  39. 39. Globalization, Diets and Noncommunicable Diseases Mickey Chopra 6.1 Agriculture and Processing All aspects of the production and processing of food have been transformed in the last three decades. To simplify changes will be examined by examples of changes in wheat, durable foodstuffs and meat (Friedman 1994). Wheat: The New Deal price support programmes began to lead to large accumulation of surplus wheat in the United States after the Second World War. Through the Public Law 480 the United States was able to export to Third World countries at concessional prices. Wheat exports grew 250% between 1950-1970 with the Third World share increasing from 19% in the late 1950s to 66% in the late 1960s. In this period per capita consumption of wheat grew by 63% in the Third World while consumption of other cereals only rose by 20% and root crops fell by 20% in the same countries. This system allowed Third World countries to cheaply feed an increasing urban working class and can explain some of the changes in diet associated with urbanization. For example, in Senegal a rural worker consumes about 158kg of millet, 19kg of rice and 2kg of wheat a year while his urban counterpart in Dakar consumes 10kg of millet, 77kg of rice and 33kg of wheat (Delpeuch 1994). Further evidence for this comes from a FAO study that correlates levels of urbanization with imports of food (Table 2). Table 2. Urbanisation and food imports (study of 43 developing countries between 1970-1980) (FAO 1990) Average increase in urban population as a share of total population 1-5% 5-10% >10% Average increase of imports as a proportion of total food available 6.6% 12.5% 14.8% The food crisis of the mid-1970s, by which time many countries were reliant upon wheat imports, saw the price of wheat rise dramatically and countries having to incur increased debt to pay for these imports.
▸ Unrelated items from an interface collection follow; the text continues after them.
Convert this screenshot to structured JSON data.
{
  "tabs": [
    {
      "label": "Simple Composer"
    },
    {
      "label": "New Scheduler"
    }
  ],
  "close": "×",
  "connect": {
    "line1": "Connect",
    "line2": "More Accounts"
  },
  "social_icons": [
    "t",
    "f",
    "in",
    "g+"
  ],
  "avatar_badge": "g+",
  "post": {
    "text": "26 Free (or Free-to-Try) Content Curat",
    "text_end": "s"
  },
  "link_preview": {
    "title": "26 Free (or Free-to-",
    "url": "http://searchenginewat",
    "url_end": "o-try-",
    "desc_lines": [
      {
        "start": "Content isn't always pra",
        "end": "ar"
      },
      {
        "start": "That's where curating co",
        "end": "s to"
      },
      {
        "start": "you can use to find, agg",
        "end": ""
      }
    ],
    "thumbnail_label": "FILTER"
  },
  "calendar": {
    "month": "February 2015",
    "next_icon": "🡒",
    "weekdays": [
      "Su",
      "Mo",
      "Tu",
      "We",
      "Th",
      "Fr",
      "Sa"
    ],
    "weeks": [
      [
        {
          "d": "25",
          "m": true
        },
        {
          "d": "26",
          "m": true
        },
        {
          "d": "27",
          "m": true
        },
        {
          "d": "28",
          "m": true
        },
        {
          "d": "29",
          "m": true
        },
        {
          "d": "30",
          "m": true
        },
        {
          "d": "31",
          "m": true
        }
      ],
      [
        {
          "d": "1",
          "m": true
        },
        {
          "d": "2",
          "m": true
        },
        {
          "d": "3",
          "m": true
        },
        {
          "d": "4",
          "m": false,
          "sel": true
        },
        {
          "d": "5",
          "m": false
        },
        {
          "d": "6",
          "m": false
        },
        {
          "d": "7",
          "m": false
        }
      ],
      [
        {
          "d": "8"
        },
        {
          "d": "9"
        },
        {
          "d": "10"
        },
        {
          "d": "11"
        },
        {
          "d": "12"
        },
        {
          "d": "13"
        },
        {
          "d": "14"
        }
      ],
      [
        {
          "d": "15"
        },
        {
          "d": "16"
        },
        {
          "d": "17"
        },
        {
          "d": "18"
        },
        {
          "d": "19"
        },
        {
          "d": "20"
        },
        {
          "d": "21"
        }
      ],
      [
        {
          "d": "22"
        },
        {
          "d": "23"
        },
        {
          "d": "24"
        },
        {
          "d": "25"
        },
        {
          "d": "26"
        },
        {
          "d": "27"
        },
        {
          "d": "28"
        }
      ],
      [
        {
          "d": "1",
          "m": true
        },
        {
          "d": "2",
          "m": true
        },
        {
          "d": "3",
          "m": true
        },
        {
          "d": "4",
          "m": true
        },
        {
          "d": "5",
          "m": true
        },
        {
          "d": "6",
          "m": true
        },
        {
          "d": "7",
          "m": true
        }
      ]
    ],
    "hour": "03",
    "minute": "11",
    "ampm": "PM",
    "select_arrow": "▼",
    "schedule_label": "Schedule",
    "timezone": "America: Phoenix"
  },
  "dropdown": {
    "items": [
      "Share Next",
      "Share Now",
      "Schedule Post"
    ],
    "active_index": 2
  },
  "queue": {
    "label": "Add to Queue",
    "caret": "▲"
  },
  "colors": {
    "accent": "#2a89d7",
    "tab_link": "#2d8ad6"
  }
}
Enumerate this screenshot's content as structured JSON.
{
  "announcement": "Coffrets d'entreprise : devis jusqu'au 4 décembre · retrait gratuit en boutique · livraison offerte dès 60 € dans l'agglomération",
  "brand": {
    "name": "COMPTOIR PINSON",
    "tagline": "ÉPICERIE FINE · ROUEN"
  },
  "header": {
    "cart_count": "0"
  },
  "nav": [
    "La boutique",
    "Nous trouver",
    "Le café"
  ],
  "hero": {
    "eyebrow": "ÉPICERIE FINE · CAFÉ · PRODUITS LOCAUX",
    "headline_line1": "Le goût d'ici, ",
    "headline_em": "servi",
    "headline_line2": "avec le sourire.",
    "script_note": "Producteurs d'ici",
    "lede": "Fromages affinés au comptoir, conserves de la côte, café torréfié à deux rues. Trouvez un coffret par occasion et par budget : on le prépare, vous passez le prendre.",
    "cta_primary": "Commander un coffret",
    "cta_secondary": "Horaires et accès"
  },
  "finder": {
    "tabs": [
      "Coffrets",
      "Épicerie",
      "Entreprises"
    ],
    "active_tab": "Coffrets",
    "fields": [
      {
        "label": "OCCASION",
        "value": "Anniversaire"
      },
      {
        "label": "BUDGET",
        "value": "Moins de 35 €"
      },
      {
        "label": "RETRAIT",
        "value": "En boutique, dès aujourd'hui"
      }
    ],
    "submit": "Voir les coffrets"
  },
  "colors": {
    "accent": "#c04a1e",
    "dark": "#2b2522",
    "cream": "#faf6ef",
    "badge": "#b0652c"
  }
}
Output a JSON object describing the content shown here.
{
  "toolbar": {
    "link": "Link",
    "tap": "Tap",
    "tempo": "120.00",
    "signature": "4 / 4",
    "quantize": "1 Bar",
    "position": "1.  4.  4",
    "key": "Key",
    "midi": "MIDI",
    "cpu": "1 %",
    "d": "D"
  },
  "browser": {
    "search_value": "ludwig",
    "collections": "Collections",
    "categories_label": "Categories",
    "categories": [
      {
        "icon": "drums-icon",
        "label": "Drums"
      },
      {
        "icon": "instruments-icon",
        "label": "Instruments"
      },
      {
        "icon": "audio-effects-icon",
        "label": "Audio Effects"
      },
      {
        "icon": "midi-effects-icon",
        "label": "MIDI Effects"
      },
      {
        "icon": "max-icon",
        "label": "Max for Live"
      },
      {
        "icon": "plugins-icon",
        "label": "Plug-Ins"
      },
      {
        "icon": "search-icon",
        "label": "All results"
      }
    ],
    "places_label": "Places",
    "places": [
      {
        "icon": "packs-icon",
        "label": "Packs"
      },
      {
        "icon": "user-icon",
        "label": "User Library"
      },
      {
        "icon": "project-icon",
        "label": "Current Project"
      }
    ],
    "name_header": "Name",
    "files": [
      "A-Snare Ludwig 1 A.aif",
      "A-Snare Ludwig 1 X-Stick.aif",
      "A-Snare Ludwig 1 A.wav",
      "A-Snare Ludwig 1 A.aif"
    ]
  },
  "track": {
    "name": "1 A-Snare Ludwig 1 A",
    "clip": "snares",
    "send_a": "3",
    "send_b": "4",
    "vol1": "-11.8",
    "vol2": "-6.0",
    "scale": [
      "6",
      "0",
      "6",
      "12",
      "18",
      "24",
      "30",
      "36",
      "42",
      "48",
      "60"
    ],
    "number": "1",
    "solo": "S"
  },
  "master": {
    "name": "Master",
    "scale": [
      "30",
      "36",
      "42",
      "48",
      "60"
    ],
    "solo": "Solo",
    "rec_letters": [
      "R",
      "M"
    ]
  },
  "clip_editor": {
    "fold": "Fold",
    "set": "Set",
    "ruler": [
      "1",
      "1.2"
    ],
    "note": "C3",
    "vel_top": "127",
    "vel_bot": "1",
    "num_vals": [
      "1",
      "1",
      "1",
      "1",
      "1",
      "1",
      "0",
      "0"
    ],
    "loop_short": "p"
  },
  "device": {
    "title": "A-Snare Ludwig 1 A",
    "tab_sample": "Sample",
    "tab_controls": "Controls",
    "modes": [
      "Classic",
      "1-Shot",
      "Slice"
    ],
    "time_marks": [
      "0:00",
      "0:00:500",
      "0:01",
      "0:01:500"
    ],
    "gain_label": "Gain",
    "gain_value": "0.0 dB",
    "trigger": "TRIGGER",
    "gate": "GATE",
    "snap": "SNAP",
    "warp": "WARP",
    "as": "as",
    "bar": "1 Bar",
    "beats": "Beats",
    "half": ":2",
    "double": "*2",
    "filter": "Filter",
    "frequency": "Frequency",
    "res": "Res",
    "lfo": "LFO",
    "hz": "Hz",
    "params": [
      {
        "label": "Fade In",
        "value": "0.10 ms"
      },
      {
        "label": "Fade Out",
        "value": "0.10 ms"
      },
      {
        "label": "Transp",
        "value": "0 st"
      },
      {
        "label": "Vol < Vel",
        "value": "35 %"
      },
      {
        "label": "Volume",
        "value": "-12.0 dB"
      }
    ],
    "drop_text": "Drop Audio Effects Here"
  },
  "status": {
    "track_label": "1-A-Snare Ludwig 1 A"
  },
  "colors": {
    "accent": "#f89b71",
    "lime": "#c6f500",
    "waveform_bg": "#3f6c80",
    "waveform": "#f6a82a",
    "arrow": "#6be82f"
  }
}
It also led to some countries such as Mexico, Columbia, India, Pakistan, Turkey and Argentina to switch over 80% of their total area planted in wheat to semi-dwarf seed varieties, displacing rain-fed crops such as coarse grains, oilseeds and pulses. While this has allowed them to dramatically reduce their food imports it is at the expense of the more varied traditional crops usually cultivated for domestic production (McMichael 1994). More recently the reductions in agricultural subsidies related to GATT agreements and the emergence of new producers has seen the large grain companies, traditionally tied to large family wheat farms, amalgamating into transnational corporations and diversifying into the durable foodstuffs and livestock. This process has also increased the involvement of financial and capital institutions in the agricultural sector (Friedland 1994). Durable Food: The perennial problem of overproduction of agricultural produce in developed countries (the food supply contains 3800 kcal for every adult and child in the United States), and the relative inelasticity of food demand, has led to the need to add value to raw agricultural products in the manufacturing of food. In the United States for example “farm” value has remained virtually unchanged in recent years while “market” value (incorporating added value of the manufacture, retail and food services) has doubled and is now three times as large farm value (Goodman & Watts 1997). In 1991 16,143 new products were introduced in UK supermarkets alone with over 77% of these being new types of food (Marsden 1997). This represents a 100% increase over the previous decade. This challenge of creating profits in saturated markets has been met by what Goodman, Sorj and Wilkinson (1987) have referred to as “appropriation” and “substitution”. An example of appropriation has already been mentioned with McCain's transformation of farming in Canada through monopoly contracts. Friedland (1981) shows how Bud 7